“Destruction of an artistic heritage steeped in creativity and emotions, which no machine can produce”
“The act of creating is part of human nature and consists of using one’s imagination and vision of the future, especially through the human voice. The unregulated and indiscriminate use of artificial intelligence constitutes a risk that could lead to the destruction of an artistic heritage steeped in creativity and emotions, which no machine can produceprotests the collective, in a press release published in French by the French association Les Voix. In order to protect and preserve this heritage, professional recorded voice artists, members of the main European associations and unions (France, Spain, Italy, Germany, Austria, Belgium, Poland), as well as from Switzerland, the United States, from Turkey and Latin America, have joined forces to create UVA, United Voice Artists”.
The AVU wants to work with European decision makers to “define regulations allowing the use of AI technologies compatible with human creativity, respectful of the General Data Protection Regulation (GDPR) and the rights of artists”. It calls on EU policy makers and legislators to address both the legal and ethical risks inherent in designing, training and marketing AI-generated content, and to adapt the protection of performers’ rights and the provisions of the GDPR taking into account the development of AI technologies.
A first alert launched in April
It must be said that if the news revolves around AI generating text and images, the progress made in the field of voice is impressive. The Defend Intelligence youtuber, in a recent video, for example, made Emmanuel Macron sing Aznavour. Another example: on YouTube, more and more songs reinterpreted with the voices of artists who have never sung them are appearing.

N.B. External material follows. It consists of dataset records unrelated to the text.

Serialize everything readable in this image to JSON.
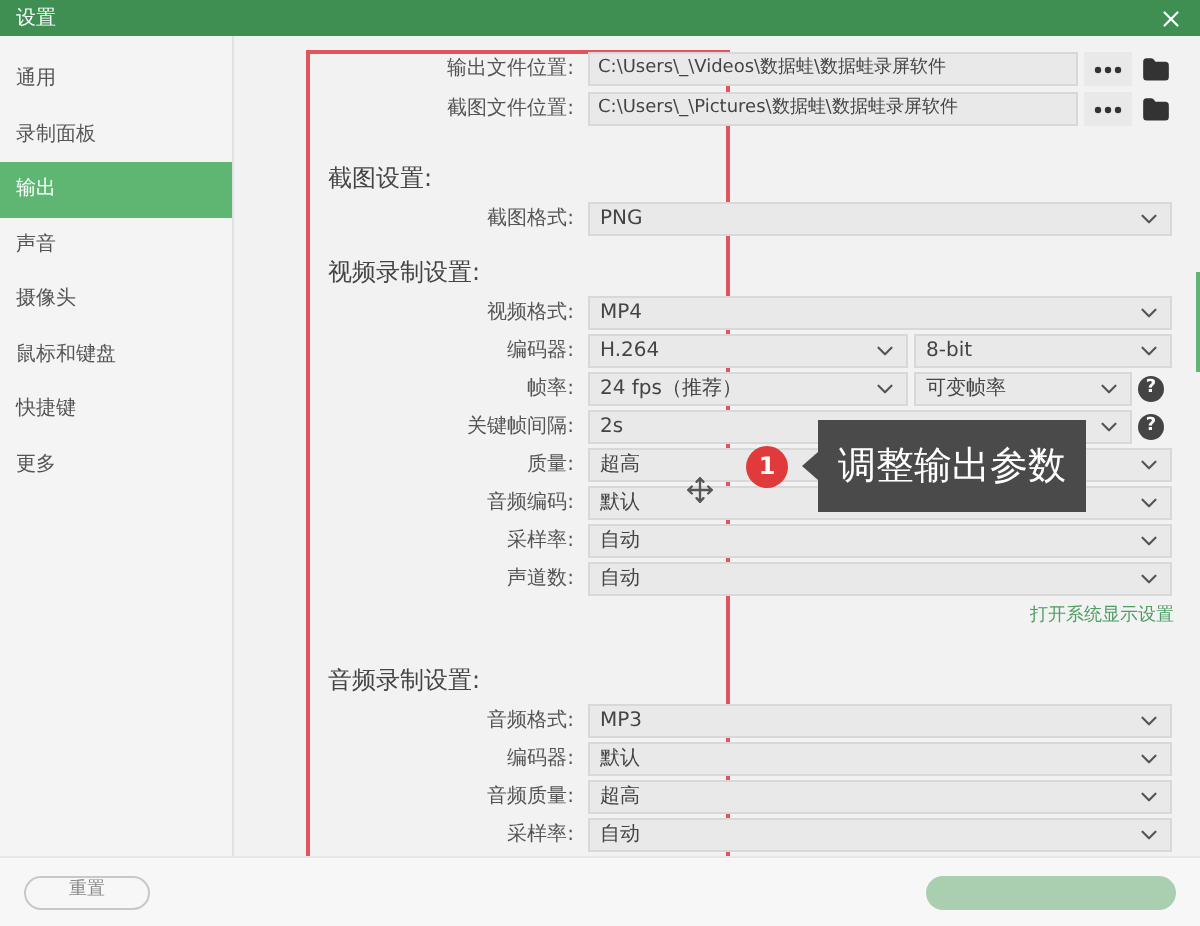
{
  "window": {
    "title": "设置"
  },
  "sidebar": {
    "items": [
      {
        "label": "通用",
        "selected": false
      },
      {
        "label": "录制面板",
        "selected": false
      },
      {
        "label": "输出",
        "selected": true
      },
      {
        "label": "声音",
        "selected": false
      },
      {
        "label": "摄像头",
        "selected": false
      },
      {
        "label": "鼠标和键盘",
        "selected": false
      },
      {
        "label": "快捷键",
        "selected": false
      },
      {
        "label": "更多",
        "selected": false
      }
    ]
  },
  "paths": [
    {
      "label": "输出文件位置:",
      "value": "C:\\Users\\_\\Videos\\数据蛙\\数据蛙录屏软件"
    },
    {
      "label": "截图文件位置:",
      "value": "C:\\Users\\_\\Pictures\\数据蛙\\数据蛙录屏软件"
    }
  ],
  "sections": [
    {
      "title": "截图设置:",
      "rows": [
        {
          "kind": "single",
          "label": "截图格式:",
          "value": "PNG"
        }
      ]
    },
    {
      "title": "视频录制设置:",
      "rows": [
        {
          "kind": "single",
          "label": "视频格式:",
          "value": "MP4"
        },
        {
          "kind": "split",
          "label": "编码器:",
          "value": "H.264",
          "value2": "8-bit"
        },
        {
          "kind": "split",
          "label": "帧率:",
          "value": "24 fps（推荐）",
          "value2": "可变帧率",
          "help": "?"
        },
        {
          "kind": "single",
          "label": "关键帧间隔:",
          "value": "2s",
          "help": "?"
        },
        {
          "kind": "single",
          "label": "质量:",
          "value": "超高"
        },
        {
          "kind": "single",
          "label": "音频编码:",
          "value": "默认"
        },
        {
          "kind": "single",
          "label": "采样率:",
          "value": "自动"
        },
        {
          "kind": "single",
          "label": "声道数:",
          "value": "自动"
        }
      ],
      "link": "打开系统显示设置"
    },
    {
      "title": "音频录制设置:",
      "rows": [
        {
          "kind": "single",
          "label": "音频格式:",
          "value": "MP3"
        },
        {
          "kind": "single",
          "label": "编码器:",
          "value": "默认"
        },
        {
          "kind": "single",
          "label": "音频质量:",
          "value": "超高"
        },
        {
          "kind": "single",
          "label": "采样率:",
          "value": "自动"
        }
      ]
    }
  ],
  "callout": {
    "number": "1",
    "text": "调整输出参数"
  },
  "footer": {
    "reset": "重置"
  }
}
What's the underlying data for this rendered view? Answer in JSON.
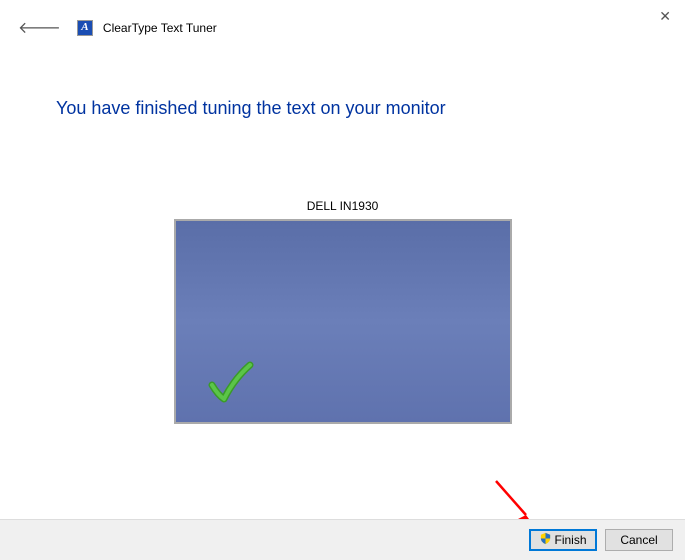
{
  "header": {
    "title": "ClearType Text Tuner",
    "app_icon_letter": "A"
  },
  "main": {
    "heading": "You have finished tuning the text on your monitor",
    "monitor_label": "DELL IN1930"
  },
  "footer": {
    "finish_label": "Finish",
    "cancel_label": "Cancel"
  }
}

This is the case of Paul McCartney, with his young man’s voice, who can be heard singing the Beach Boys at the bend of a chain.
On April 4, the association Les Voix had already published a press release alerting to certain contracts made with performers and which “provide for very broad unpaid assignments of rights for undefined uses”. The association had also proposed a paragraph to be added in all contracts (dubbing, voice-over, advertising, podcast, audio books…) in order to guarantee that the voices could not be used to feed machine learning programs and to develop AIs.